A couple weeks following that night, Malaika fished it out of me. It seemed almost pointless as I could tell she already suspected my feelings for some time. I told her the truth about my love for her and she was not surprised. At the same time, somewhere in the back of my mind, I already knew her feelings for me would not just fade away. Of course, she would not yet confess this to me until school started back up again. A part of me was excited, knowing perhaps I was not alone in my emotional roller coaster, while another part wondered what this would mean for our relationship.

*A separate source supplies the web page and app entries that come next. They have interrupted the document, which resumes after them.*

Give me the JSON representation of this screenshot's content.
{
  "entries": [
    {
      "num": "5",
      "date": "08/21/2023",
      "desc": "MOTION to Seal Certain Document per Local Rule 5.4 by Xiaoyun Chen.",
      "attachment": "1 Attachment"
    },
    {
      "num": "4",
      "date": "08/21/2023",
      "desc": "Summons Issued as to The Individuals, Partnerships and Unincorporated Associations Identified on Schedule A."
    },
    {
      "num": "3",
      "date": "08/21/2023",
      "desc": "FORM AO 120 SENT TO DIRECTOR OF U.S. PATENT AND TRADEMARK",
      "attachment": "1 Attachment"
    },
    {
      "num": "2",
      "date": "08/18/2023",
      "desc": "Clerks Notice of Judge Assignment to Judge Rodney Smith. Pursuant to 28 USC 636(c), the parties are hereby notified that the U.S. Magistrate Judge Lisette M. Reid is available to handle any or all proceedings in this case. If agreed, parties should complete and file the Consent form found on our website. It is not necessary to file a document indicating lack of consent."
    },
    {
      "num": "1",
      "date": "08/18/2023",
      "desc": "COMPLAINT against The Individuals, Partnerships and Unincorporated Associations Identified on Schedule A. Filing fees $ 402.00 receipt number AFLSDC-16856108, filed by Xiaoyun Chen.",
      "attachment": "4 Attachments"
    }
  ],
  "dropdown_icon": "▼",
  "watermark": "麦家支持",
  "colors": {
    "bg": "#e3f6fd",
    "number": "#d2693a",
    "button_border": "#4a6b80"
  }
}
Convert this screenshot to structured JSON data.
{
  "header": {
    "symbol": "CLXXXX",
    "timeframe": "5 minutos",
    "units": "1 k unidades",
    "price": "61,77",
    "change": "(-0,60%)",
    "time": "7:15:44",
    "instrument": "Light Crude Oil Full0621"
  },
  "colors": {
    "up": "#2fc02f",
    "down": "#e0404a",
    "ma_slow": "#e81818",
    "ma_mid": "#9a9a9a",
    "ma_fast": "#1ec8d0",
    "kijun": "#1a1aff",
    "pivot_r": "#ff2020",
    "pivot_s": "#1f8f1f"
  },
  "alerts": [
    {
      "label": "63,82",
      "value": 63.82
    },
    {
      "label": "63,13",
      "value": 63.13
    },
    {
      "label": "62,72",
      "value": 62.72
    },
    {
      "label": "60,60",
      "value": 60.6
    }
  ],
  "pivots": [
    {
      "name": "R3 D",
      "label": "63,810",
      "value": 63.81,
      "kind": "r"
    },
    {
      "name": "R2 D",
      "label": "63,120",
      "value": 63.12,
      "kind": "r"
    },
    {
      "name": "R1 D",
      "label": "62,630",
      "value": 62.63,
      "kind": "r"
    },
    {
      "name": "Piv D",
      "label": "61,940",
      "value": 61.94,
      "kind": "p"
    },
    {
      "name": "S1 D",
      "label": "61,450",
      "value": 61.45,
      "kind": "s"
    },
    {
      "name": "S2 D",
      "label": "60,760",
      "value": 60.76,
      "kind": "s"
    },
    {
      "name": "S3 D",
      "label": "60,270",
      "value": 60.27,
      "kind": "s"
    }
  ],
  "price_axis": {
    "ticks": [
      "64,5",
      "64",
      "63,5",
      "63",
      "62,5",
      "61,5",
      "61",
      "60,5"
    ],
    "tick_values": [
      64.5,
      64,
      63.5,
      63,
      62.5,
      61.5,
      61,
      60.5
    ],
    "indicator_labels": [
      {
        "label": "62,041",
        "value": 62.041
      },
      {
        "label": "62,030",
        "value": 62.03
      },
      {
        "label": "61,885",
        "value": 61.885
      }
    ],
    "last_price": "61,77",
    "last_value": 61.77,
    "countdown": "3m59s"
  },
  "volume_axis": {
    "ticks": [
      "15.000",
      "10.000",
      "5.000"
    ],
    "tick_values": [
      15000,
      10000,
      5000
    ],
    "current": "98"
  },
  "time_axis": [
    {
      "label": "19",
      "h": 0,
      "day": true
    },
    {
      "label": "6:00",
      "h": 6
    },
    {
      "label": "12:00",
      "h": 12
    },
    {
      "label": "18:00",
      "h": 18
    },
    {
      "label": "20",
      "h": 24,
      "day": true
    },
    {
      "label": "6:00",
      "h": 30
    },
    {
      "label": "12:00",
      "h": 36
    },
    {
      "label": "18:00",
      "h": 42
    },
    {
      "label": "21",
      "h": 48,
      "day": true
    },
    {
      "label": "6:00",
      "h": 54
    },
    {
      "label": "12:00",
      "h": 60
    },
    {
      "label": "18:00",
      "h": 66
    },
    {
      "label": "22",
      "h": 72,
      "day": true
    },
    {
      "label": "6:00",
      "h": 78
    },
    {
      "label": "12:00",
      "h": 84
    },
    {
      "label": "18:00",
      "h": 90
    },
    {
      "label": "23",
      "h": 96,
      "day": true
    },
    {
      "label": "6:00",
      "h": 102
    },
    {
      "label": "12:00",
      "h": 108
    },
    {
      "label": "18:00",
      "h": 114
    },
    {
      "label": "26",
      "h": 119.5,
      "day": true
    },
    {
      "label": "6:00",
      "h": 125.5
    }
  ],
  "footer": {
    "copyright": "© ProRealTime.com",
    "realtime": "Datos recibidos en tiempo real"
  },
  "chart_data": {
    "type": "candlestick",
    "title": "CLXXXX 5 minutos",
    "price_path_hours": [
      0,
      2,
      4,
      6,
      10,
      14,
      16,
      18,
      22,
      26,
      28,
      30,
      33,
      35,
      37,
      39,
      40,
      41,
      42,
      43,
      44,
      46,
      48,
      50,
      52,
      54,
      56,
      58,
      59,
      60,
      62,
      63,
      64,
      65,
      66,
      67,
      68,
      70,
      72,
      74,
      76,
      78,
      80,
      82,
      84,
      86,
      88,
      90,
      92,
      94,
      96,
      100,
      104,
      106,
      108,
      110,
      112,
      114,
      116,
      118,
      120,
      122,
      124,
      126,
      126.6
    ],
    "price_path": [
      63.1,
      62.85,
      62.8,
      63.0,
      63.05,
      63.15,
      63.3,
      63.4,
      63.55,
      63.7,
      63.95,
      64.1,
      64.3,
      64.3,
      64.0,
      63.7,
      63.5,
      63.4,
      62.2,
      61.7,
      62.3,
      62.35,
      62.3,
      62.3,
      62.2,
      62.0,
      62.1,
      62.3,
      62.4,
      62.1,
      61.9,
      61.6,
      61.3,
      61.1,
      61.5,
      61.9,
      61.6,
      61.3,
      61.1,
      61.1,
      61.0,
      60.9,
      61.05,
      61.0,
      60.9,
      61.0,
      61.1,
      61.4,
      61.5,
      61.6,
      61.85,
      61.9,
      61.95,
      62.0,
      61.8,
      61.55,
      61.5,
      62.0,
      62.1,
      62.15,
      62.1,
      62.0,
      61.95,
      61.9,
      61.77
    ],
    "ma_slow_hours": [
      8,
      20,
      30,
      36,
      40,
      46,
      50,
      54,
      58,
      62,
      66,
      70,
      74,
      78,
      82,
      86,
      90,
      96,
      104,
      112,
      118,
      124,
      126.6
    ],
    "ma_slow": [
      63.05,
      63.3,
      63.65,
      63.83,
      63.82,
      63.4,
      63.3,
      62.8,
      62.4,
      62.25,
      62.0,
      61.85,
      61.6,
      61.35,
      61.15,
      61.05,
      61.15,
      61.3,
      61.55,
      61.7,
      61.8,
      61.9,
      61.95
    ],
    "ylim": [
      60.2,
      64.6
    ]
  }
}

She had never before felt this way for another girl, she told me. Although, defining herself or labeling her orientation at this point was not really important. We both showed one another care, love, and support as we always had. Nothing had really changed. It was just a growing love that we had for one another and I have no doubt that the only way it continued to be nurtured was through the compassion and blessing of Allah. I would be lying if I said it was all incredibly easy to move past. The beginning was particularly tricky. We would hold hands and allow a kiss on the cheek, but resisting the temptation of having one another when we could have easily indulged in that possibility was always a danger to our teetering relationship. We refused to kiss one another, convinced that crossing that boundary would utterly shatter any chances of our friendship remaining intact. The need to please Allah gradually became more important than any desire to please one another. It was just that simple. And this was the distinguishing mark between this love I had with Malaika and the love I had in the past or might have had with anyone else. We were on the same page. We enhanced one another’s level of faith by constantly serving as a reminder for one another. When one grew weak in heart, the other grew a little bit stronger and held us both up in decency and resolve.